§ What the exercise asks: Where a line of the data holds the word "تسجيل", copy that line.

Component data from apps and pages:
* * *

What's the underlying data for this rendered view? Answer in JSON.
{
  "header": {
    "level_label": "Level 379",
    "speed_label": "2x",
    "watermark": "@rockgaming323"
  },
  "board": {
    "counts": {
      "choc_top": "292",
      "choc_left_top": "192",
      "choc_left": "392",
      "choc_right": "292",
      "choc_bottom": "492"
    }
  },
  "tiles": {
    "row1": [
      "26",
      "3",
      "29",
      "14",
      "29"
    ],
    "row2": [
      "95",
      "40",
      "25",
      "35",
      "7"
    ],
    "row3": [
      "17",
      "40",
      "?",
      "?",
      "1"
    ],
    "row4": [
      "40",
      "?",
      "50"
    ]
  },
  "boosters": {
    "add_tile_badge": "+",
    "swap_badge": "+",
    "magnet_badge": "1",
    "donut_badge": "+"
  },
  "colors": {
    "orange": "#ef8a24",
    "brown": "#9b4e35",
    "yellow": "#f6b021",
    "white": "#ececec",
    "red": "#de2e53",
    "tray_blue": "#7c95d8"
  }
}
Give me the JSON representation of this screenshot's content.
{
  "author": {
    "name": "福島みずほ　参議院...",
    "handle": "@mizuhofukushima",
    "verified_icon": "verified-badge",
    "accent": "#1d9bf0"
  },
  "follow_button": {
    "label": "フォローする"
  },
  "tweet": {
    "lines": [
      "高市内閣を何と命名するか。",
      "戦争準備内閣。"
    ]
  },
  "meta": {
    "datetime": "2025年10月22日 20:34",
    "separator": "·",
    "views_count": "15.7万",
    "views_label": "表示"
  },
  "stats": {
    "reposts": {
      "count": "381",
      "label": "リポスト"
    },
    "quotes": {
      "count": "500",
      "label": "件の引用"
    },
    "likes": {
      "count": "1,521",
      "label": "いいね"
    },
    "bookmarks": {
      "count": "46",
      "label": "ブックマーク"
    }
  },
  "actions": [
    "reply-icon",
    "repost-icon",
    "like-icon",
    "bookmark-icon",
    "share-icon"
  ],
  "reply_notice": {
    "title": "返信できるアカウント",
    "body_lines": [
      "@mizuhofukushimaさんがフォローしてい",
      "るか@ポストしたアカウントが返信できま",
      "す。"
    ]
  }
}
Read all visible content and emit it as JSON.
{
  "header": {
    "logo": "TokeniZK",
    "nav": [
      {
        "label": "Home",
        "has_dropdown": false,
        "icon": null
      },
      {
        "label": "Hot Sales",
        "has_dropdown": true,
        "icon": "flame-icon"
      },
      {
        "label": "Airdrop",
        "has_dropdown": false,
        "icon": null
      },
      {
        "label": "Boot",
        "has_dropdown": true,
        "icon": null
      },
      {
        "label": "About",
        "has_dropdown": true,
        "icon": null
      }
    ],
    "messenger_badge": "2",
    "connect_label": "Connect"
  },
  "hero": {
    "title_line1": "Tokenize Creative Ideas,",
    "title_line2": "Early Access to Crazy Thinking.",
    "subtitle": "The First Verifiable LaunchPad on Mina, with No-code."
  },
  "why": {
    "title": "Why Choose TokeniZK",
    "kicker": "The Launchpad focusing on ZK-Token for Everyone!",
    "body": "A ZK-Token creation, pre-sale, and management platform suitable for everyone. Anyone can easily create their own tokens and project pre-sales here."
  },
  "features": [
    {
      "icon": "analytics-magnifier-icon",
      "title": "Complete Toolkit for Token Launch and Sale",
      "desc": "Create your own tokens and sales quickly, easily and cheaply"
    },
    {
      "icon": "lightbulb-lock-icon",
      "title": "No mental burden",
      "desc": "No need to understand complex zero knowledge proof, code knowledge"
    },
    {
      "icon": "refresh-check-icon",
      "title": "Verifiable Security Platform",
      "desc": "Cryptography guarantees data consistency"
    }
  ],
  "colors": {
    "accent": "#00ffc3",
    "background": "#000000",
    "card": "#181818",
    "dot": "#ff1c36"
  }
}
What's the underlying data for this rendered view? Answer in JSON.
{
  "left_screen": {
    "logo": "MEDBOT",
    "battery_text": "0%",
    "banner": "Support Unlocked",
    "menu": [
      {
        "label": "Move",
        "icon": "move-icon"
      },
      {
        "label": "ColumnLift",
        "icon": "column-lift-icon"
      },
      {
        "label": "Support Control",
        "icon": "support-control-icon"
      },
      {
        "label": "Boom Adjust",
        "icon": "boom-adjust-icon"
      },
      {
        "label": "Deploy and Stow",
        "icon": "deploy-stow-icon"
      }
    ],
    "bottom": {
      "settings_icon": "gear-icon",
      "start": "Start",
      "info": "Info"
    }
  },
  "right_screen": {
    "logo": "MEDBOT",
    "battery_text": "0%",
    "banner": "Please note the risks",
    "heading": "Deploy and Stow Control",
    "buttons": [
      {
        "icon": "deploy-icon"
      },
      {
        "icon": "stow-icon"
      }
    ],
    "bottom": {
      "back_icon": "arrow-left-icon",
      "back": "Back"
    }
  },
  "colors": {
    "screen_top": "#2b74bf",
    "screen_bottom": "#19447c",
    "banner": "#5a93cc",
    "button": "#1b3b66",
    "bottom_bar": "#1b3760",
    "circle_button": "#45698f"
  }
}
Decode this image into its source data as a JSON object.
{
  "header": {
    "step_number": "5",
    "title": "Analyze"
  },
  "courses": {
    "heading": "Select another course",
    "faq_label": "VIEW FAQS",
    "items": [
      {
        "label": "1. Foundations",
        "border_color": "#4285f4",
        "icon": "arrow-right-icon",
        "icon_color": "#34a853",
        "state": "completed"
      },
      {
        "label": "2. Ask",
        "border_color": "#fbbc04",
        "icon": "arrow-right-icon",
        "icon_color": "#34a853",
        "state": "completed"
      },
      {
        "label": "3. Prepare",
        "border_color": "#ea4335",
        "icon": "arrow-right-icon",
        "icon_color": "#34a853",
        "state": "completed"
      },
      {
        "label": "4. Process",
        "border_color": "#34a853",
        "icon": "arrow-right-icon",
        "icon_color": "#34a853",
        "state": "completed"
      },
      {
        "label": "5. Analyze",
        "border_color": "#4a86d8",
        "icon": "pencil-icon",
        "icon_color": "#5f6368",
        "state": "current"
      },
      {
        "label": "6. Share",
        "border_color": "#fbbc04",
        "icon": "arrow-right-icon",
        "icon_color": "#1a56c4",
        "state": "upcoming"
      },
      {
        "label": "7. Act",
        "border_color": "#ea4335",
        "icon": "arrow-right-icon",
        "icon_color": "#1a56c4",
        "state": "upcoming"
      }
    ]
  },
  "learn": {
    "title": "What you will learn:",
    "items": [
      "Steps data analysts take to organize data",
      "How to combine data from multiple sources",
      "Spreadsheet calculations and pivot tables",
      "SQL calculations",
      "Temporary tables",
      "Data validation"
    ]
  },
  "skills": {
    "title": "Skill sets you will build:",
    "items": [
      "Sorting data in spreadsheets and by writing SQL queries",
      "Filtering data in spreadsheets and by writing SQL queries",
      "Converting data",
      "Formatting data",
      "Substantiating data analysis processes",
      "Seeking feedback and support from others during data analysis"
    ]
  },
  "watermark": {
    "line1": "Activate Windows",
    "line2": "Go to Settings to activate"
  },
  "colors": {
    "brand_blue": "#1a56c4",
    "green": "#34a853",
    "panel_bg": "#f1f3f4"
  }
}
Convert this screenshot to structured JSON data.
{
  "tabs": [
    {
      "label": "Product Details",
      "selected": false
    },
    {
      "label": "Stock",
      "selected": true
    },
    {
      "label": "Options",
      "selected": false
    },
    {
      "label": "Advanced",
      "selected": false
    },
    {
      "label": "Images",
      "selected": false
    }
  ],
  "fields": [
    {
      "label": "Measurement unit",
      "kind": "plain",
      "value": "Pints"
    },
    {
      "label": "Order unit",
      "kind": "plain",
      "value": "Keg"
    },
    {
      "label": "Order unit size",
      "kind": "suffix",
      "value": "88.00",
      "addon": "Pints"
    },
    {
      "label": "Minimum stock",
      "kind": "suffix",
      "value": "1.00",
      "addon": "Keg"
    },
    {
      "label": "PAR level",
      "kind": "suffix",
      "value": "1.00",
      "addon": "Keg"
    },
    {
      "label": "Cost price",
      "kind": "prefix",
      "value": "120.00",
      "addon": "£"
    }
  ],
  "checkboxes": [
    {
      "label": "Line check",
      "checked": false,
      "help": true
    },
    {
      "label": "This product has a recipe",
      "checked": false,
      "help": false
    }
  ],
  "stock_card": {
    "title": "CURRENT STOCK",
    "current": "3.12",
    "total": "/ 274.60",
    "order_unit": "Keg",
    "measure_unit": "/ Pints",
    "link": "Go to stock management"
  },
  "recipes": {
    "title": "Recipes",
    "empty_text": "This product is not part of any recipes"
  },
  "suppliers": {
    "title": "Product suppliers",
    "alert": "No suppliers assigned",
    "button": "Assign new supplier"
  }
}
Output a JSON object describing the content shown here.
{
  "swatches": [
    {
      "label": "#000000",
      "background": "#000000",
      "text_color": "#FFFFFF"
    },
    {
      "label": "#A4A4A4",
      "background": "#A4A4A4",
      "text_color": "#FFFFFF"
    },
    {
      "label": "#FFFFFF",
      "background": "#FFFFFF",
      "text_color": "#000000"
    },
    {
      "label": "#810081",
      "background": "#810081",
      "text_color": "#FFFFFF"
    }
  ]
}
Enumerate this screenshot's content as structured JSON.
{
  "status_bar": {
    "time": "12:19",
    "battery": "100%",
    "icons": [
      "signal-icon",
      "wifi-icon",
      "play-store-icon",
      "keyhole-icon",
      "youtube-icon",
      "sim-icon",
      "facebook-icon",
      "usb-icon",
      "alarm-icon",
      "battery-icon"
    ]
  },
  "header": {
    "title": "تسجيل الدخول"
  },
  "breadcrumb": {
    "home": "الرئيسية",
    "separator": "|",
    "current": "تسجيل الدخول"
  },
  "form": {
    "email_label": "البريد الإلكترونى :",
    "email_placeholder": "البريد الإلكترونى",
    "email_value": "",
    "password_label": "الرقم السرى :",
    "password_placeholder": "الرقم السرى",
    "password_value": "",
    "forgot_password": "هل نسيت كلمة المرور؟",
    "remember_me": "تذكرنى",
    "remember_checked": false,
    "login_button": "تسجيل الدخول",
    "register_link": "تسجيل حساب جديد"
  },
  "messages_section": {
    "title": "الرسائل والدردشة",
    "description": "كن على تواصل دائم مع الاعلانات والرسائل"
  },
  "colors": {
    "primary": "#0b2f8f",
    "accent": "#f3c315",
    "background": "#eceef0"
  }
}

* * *

§ Answer section:
    "title": "تسجيل الدخول"
    "current": "تسجيل الدخول"
    "login_button": "تسجيل الدخول",
    "register_link": "تسجيل حساب جديد"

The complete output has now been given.